After a court finds a predicate act of domestic violence under Silver, the second inquiry “is whether the court should enter a restraining order that provides protection for the victim.” The second inquiry “is most often perfunctory and self-evident,” and “the guiding standard is whether a restraining order is necessary, upon an evaluation of the factors set forth in N.J.S.A. 2C:25-29(a)](1)-(6), to protect the victim from an immediate danger or to prevent further abuse.” In a domestic violence context, a court should regard any past history of abuse by a defendant as part of a plaintiff’s individual circumstances and, in turn, factor that history into its reasonable person determination.”
The trial court found no need for protection under the second prong of Silver because plaintiff has “safeguards in place from the prior order that she signed in regards to civil restraints” and that “there’s no immediate danger because we have defendant’s father there; he seems to be safeguarding it and plaintiff’s husband appeared to me to be very levelheaded.”
The trial court’s prong two findings raise several concerns. Its finding that plaintiff’s husband and defendant’s father can protect her from defendant is troubling, and ironically implies plaintiff has a need for protection.
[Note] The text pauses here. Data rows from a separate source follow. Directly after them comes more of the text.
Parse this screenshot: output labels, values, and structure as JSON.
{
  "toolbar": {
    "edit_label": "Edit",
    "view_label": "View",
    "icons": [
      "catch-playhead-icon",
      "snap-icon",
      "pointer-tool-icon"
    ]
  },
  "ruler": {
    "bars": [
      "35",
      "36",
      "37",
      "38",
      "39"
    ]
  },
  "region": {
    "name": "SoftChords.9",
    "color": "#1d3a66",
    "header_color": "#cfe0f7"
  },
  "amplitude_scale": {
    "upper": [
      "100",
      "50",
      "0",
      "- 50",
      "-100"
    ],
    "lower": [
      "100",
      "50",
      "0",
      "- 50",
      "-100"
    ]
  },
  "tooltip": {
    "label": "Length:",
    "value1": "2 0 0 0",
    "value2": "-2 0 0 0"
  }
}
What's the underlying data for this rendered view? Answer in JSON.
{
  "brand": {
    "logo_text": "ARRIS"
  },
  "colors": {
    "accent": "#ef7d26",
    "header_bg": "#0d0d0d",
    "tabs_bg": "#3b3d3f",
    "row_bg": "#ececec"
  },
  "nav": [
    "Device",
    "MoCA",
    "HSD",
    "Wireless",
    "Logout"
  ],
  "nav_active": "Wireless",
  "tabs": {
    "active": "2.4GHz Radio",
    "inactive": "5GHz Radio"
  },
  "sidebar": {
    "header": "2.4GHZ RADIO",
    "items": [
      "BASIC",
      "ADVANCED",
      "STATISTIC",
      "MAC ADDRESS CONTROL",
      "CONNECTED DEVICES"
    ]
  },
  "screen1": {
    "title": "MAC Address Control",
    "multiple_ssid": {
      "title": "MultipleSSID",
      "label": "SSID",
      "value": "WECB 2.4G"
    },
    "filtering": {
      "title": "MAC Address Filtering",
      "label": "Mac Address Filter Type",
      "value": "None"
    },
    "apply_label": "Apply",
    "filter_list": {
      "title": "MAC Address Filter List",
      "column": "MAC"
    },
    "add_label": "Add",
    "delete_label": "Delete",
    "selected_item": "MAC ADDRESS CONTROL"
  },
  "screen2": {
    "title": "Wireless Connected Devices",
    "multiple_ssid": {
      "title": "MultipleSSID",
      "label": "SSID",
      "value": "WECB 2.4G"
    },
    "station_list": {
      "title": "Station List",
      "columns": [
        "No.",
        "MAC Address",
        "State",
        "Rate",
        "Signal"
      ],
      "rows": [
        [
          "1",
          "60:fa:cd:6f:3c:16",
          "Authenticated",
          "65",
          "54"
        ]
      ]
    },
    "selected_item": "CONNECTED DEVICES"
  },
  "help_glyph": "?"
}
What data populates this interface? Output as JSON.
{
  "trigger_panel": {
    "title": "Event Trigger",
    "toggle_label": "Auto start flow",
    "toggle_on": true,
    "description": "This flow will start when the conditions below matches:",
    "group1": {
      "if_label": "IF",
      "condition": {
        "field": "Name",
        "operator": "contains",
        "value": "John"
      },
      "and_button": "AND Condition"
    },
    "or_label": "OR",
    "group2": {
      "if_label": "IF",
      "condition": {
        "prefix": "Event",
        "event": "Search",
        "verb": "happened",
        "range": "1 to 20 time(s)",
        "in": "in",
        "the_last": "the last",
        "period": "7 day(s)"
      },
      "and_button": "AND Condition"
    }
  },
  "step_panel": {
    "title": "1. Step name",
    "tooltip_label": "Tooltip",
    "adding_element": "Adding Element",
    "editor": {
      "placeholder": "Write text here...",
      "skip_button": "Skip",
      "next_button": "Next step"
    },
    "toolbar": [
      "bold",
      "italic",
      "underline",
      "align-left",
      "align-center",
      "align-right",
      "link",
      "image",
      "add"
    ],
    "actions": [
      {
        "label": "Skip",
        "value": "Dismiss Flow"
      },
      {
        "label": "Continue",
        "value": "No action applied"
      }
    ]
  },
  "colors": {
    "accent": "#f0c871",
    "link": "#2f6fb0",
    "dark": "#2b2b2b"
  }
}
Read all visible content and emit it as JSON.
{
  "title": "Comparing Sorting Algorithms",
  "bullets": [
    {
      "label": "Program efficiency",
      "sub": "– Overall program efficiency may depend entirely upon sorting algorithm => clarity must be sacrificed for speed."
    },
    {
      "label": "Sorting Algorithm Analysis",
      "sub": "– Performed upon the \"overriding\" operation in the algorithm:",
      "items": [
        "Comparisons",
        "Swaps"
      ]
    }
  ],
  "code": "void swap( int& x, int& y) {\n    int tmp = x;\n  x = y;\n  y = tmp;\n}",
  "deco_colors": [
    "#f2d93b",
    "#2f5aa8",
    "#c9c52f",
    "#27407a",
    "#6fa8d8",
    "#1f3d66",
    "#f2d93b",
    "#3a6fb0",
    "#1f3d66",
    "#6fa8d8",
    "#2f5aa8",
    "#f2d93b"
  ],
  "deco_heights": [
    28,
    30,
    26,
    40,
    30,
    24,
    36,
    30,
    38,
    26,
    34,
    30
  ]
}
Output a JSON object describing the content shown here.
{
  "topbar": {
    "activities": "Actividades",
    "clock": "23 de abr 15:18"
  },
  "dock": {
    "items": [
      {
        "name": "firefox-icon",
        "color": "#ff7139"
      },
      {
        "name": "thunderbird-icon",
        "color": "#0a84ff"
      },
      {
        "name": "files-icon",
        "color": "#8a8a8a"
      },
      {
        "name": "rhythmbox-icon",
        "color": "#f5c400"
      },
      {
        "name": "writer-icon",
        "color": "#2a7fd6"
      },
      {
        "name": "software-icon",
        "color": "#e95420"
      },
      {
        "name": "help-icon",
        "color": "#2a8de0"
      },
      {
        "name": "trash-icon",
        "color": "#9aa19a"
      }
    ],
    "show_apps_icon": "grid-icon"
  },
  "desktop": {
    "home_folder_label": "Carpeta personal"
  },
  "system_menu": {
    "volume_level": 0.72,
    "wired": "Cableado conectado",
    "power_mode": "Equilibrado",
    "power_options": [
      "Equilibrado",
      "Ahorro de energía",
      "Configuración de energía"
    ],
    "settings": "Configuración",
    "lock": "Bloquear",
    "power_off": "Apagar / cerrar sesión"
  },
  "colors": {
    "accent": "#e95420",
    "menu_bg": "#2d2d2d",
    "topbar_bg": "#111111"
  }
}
We note plaintiff’s husband and defendant’s father were unable to prevent defendant’s acts of domestic violence on August 29. Given that reality, we fail to understand what in the record caused the trial court to speculate that these individuals would successfully protect plaintiff in the future. We also note the court’s finding that the 2017 civil restraints still represented a “safeguard” for plaintiff is unsupported by the record.
Had the trial Court couched its concerns in terms of credibility findings, its decision would likely have been upheld on appeal. This is because great deference is extended to trial courts regarding credibility findings that cannot be gleaned from a transcript of the FRO trial.